I do not now remember every lesson, but I remember the first. We took turns reading aloud: “CHAPTER ONE: Bursts of laserfire streaked after the consular starship Tantive IV, which was racing for the planet Tatooine. The ship was fleeing from the Devastator, an immense Imperial Star Destroyer that was firing nearly all its turbolasers at the elusive ship. Both vessels had just entered Tatooine’s orbit when the Devastator’s lasers scored a direct hit on the Tantive IV’s primary sensor array.” Ok, no one said it was high literature. You try to summon the interest of a room full of 6th graders without some level of lazy-river style storyline excitement generated by laser blasters and imperilled princesses. Captivated by scrambling rebels and adorable droids, we continued our reading: “‘There’ll be no escape for the princess this time,’ C-3PO said just loud enough for R2-D2 to hear. Mere minutes before the Star Destroyer attacked, the Tantive IV’s commanding officer, Captain Antilles, had issued command/control instructions to the droids, ordering them to restrict and protect all references to Leia Organa’s identity and presence onboard the Tantive IV.” The plot was building, but here, an excited “Ah! There!” from Ms. Russell stopped our momentum. She explained our first literary term: foreshadowing. We were asked to mark the reference to Princess Leia’s capture and escape in some way — with brackets, underlining, or by painting it with one of the various highlighters our parents had sent us to school with. In my copy, there’s a crooked FS on this first page. I remember writing it. It’s even legible. We knew from the movie that the Empire would take our beloved princess, and that Han Solo and Luke Skywalker would rescue her, but “here,” Ms. Russell told us, “the text is already alluding to what will happen.” Foreshadowing. Boom. Reading would never be the same.

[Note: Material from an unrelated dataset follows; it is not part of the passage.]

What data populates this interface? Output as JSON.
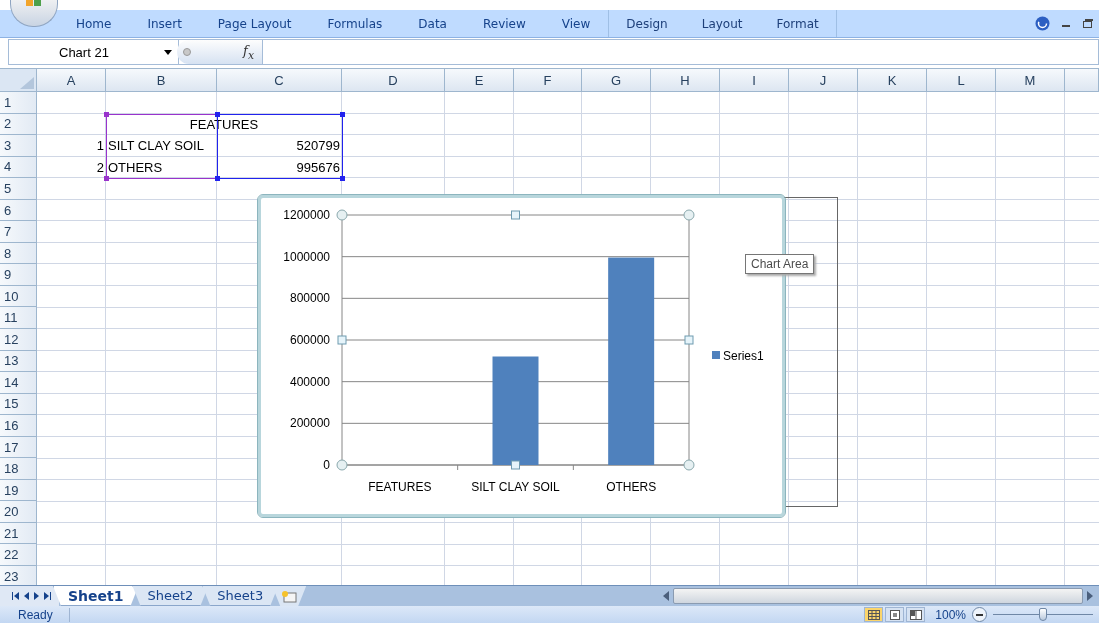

I still write in my books. It makes sense given my profession as literary scholar, critic, teacher, and eternal student. Reactions in the margin, underscoring, squiggly lines. A star. A star with a circle. My books are always fatter and darker when I’m done with them. A colleague of mine leaves his pristine. I’ve always been impressed by this. It’s hard for me to remember that verse when an immigrant is rejected by a life-like landscape, where I’d seen the same linking of traumatic memory to faded photographs prevalent in other works of a certain period, or on what pages an essayist equates primitive man with colonized peoples. The act of marking puts a pause in my reading, forces me to tread water for a bit and be aware of its temperature, its flow, the rocks putting ripples in it. Even just having the pencil in my hand reminds me to pay attention, to take a moment, to put this knowledge in a safe place for later. The stopping leads to other questions: how did this river even get here and where is it going? My colleague can do this without acting like some ink-filled dog marking territory. It doesn’t prevent him from stopping to question, from continuing to consider once he’s closed the book, from teaching his students how to do the same.

Literacy is more than being able to sound words out, whether struggling or sailing across the page. It’s being able to think while you read, to ask questions about origin and bias, to look for assumptions implicit in a particular representation, to contemplate the consequences of pairing certain ideas. High literacy, to me, is to be able to assign these same inquiries to your own ways of reading and writing, but at the very least, people should be taught to read critically. Whether that’s done using a literary vocabulary — like that my 6th grade teacher strove to give our class — or something else, these tools are the difference between teaching someone to swim and giving them a rubber dingy and an expired patching kit. Ms. Russell was the first of a few talented teachers to teach me how to read, and that she did so using the Star Wars trilogy only increases my gratitude. Not only did it validate and, let’s face it, increase a certain form of my nascent nerdom, but it hammered home that this type of reading should not be reserved to the supposedly high-brow. We should approach all that we read — novels, poetry, movies, cartoons, commercials, history texts, the news — with a reflecting spirit. So, thank you Ms. Russell, and may the teaching force be with me as it has been with you.